a familiar taste
for the childhood that could have been
i could have stayed and learned
zhuyin fuhao until i could feel the
soft cadences under my tongue even
in sleep. what should have come to
me as easily as singing the ABCs now
require thought––and I feel cheated of
i try my best to fashion
a replacement with sweating fingers
and a cottony tongue, but I am no
artisan, no syllable-spinner.
my parents try too—
perhaps guilt dwells heavier on their minds
when they see me gaze, uncomprehending,
at Taipei street signs. the words taste like
home to them and a destination to me.
they cover my eyes,
calluses scraping paper-thin lids,
when we walk past a horror movie ad,

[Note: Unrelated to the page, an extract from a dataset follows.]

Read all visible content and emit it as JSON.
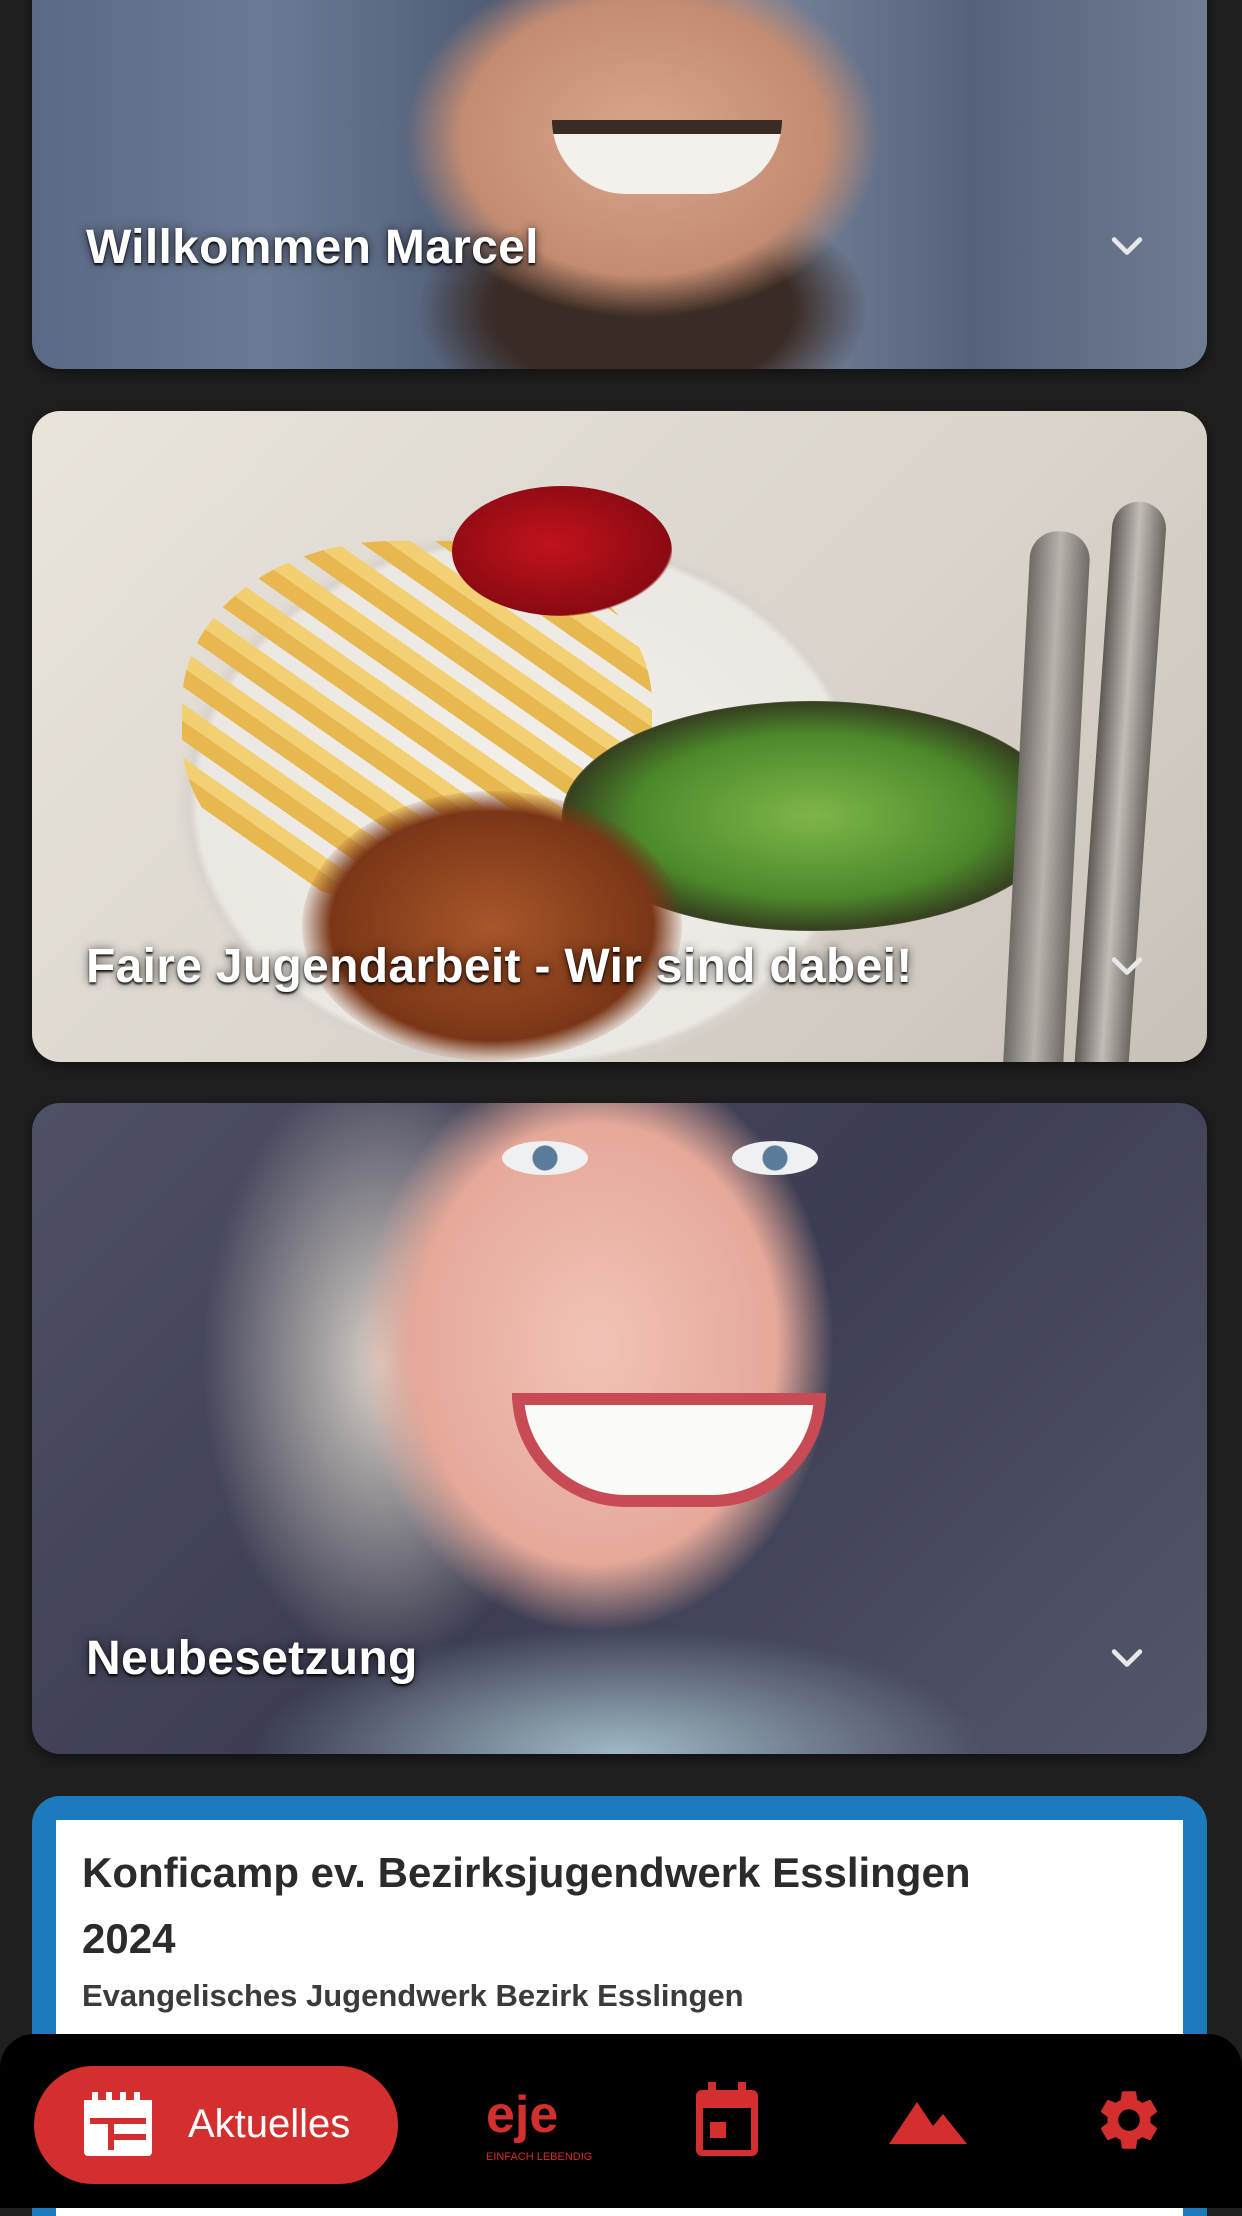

the title in characters dripping red.
maybe they wish that they could press
understanding into my eyes, that the
heat of their palms will burn the
stories behind the strokes into existence.
they’ve yet to find an herbal balm
to rub into pulse points
that can fix this.
in my mind, zhuyin fuhao
meld into the alphabet:
ㄅ (buh) echoes into a b, the
soft uncertainty at the end fading away.
ㄒ looks like a t, but sounds softer,
almost lisp-like, wind whistling.
ㄓ is a honey-drenched j,
syrupy and heavy on my tongue,
coalescing into something solid,
they taste like something
i should know.
By Yong-Yu Huang
Yong-Yu Huang is a Taiwanese teenager based in Malaysia. Her work has been published or is forthcoming in The Heritage Review, Parallax Literary Journal, and Eunoia Review. In her spare time, she can be found playing the flute or binge-watching Doctor Who.